Gareb stood on the precipice–literally. Below him, a thousand-foot drop presented itself with deadly indifference. He let out a breath to calm himself, to keep himself balanced. One misstep and he'd fall...and fall, and fall. He sucked in another breath, let it out again.
"There is no emotion..." he said quietly.
He nodded to himself. Yes, this was exactly what he needed. Time alone, to calm himself, to keep his passions at bay. He was generally serene–never once had he stricken a foe in anger or malice, only with dispassion and justice. He had rarely lost his temper. But Methic drew out all his negative feelings. How could his cousin be one of the Sith? Methic himself had admitted to knowing the Sith were wrong, and he wished to change the Empire, yet he remained with them.
The same reason you remain with the Jedi, he told himself. They took you in when you had nothing.
Specifically, after the Empire had invaded Gareb's homeworld Phaeda, he and Jasin had retreated to Coruscant and been taken in by the Jedi. Methic had been captured by the Sith, but a sympathetic Sith Lord, one of high standing, had adopted Methic as his own son. That was why Methic stayed a Sith–they were there for him when no one else was.
But the man who had adopted Methic had defected to the Jedi shortly after the Second Great Galactic War broke out. Methic had not found out until months later, after Darth Baras had been killed. Though Methic had always been disgusted with the Sith's corruption, his father's defection had cemented his choice to follow the light side.
He finished, "...there is peace."
Gareb looked down. The drop was still the same distance, but it no longer seemed so daunting. In relief, he stepped back onto the grass behind him.
"Back to the Temple," he muttered quietly.
* * *
Dankin crossed his arms and grinned as the spaceport authorities approached. Normally he would've had to do some fast talking to circumvent their attentions, maybe even included a bribe. Not today. Bowdaar and Corso had done exceptional work hiding the cargo. No one would suspect it.
"Name," the captain said.
"Captain Dankin," he replied. "Captain of this fine ship, the Goodvalor."
He used a different alias for his ship in every spaceport, but he'd always had trouble deciding on an actual name for it. Just a few months ago he'd decided on Emerald Talon.
"Goodvalor?" asked the captain. "As in, the Republic hero Benegryph Goodvalor?"
Dankin resisted the urge to laugh. "Benegryph Goodvalor" was no hero. Centuries ago, during the Mandalorian Wars, a conman named Marn Heirogryph had inadvertently saved an entire platoon–or more–of Republic troops when the Mandalorians had attempted to bomb them. His Trandoshan friend, Slyssk, had panicked, picked up Gryph bodily, and boarded a Republic ship and flown it away. Many of the crewmen had been asleep–Gryph and Slyssk had been accidental heroes. However, because of his wanted status, he'd come up with the alias Benegryph Goodvalor. He'd ended up as a war hero, with his own line of restaurants, holovids–even toys. Even today he was considered a hero by and large.

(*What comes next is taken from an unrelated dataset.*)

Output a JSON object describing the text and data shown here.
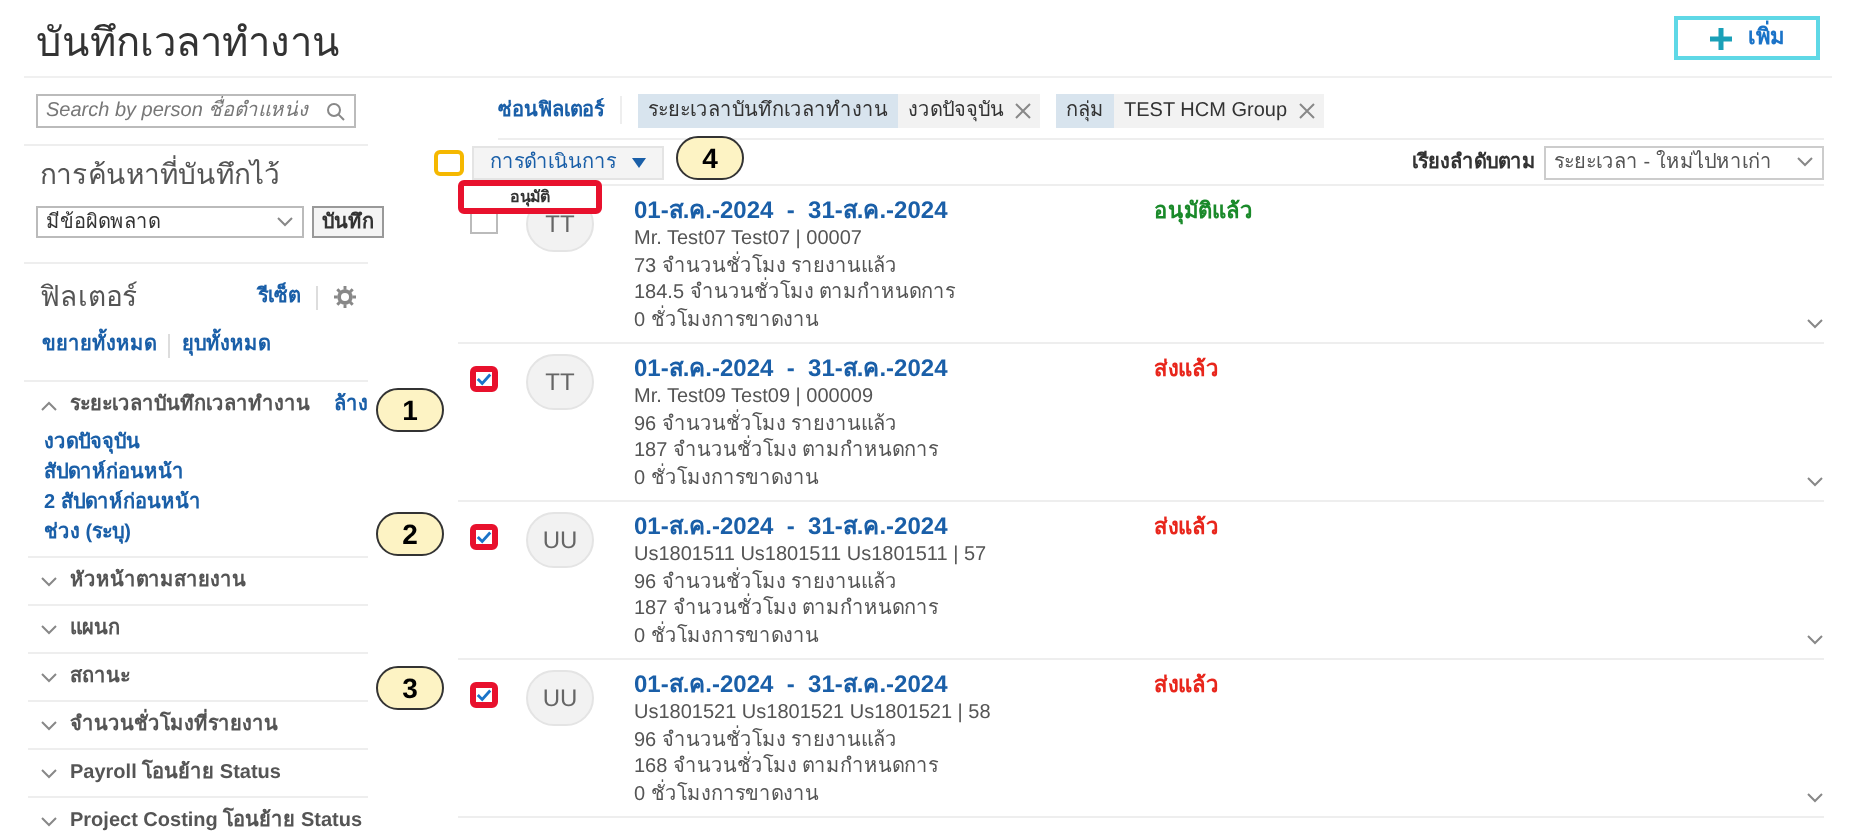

"Yep," Dankin replied.
The captain nodded. "I'm a fan myself. Owned a vintage 'Benegryph In Mandalorian Armor' action figure when I was a kid. Cost my dad a fortune to get, but it was worth it. I still have the think in a blasterproof glass case in my office."

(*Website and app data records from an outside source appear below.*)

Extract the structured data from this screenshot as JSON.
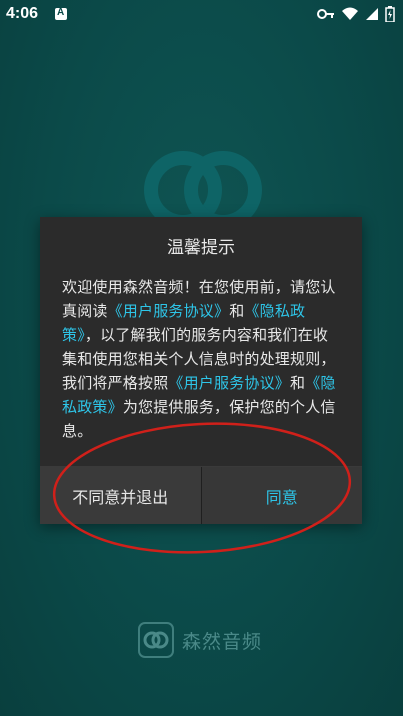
{
  "status_bar": {
    "time": "4:06",
    "notification_glyph": "A"
  },
  "dialog": {
    "title": "温馨提示",
    "body": {
      "t1": "欢迎使用森然音频！在您使用前，请您认真阅读",
      "l1": "《用户服务协议》",
      "t2": "和",
      "l2": "《隐私政策》",
      "t3": "，以了解我们的服务内容和我们在收集和使用您相关个人信息时的处理规则，我们将严格按照",
      "l3": "《用户服务协议》",
      "t4": "和",
      "l4": "《隐私政策》",
      "t5": "为您提供服务，保护您的个人信息。"
    },
    "disagree_label": "不同意并退出",
    "agree_label": "同意"
  },
  "footer": {
    "brand_name": "森然音频"
  },
  "colors": {
    "background": "#0b4a49",
    "link": "#2ec5e8",
    "dialog": "#2b2b2b",
    "annotation": "#d0201a"
  }
}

"That's...great." Dankin tried really hard not to laugh. "I've seen all his holovids."
One of the troopers kicked the captain gently in the shin. "Sir."
"Oh, uh, right...cargo?"
"Dantooinian spherefruit," Dankin replied. "Straight to the public markets."
The captain nodded. "Mind if we inspect it?"
"Sure, have at it."
He led them into his ship and to the cargo hold. Corso glanced up and nodded. The ten crates around the room did, in fact, hold spherefruits. The other goods were elsewhere.
"Mind if I taste one?" asked the captain. "Just to be sure."
Dankin pulled out a fruit and tossed it to him. "No charge."
The captain bit into it. When nothing exploded, he nodded. "All right, good. Deliver your goods. You have two days to get offworld or you'll be charged extra."
Dankin nodded. "Got it, no worries. We're not staying long."
As soon as the captain left, Dankin popped open the floor panels and grinned.
"All right," he said. "One hundred rifles to the anti-Imperial insurgents. Unload those spherefruits and get the rifles back in the crates."
"That guy seemed pretty pro-Republic," Corso noted.
Dankin chuckled. "Maybe he's a member of the resistance. Not my business. In any case, let's get this stuff to them and get out of here."